Unlike many of his predecessors, who devoured American history and biographies, Mr. Obama’s tastes lean toward the literary, in keeping with a man whose first memoir deeply explored issues of race and self. While Mr. Obama has read his share of Abraham Lincoln, he seems more intent on breaking out, mentally at least, from what Harry S. Truman once called the crown jewel of the American penal system.

Dubya, for instance, was particularly fond of the biography, reading some 14 books on Lincoln while he was in office. But the current president has more of a literary taste, not surprising in a man who first came to national attention for his facility with the written and spoken word.

Here’s some of what Obama’s been reading of late:

New in Theaters: ‘2016: Obama’s America’

Dinesh D’Souza’s documentary makes the case that Barack Obama is a man obsessed with fulfilling the “dream” of his dead father, a staunch anti-colonialist, so much so that he is actively working to degrade America as a world power. While this goal has been camouflaged thus far, the film contends, were Obama to be reelected, his true radicalism would be unleashed. To underline this threat, near its end, the film features a picture of Founding Father Ben Franklin, set aflame…
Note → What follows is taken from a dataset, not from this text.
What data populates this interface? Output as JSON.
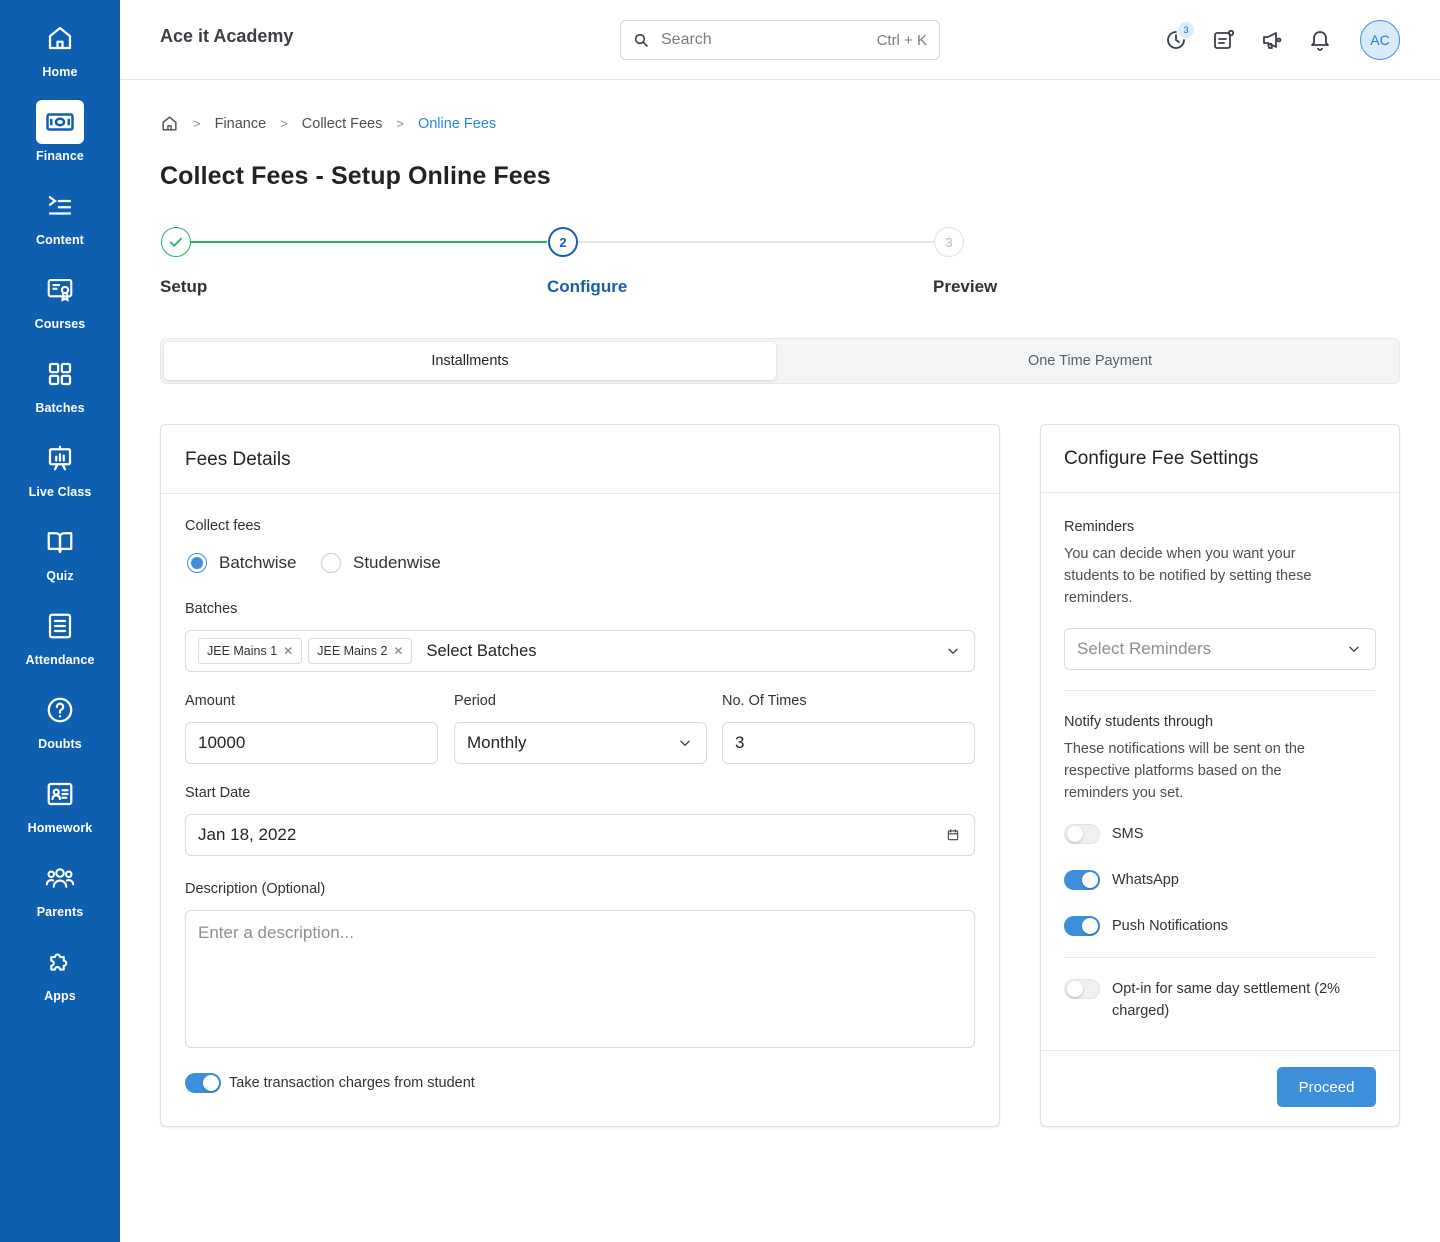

2016: Obama’s America is playing now in limited release, but is due to expand wider in the coming weeks after a stronger-than-expected opening run. My full review is at PopMatters.

You can see the trailer here: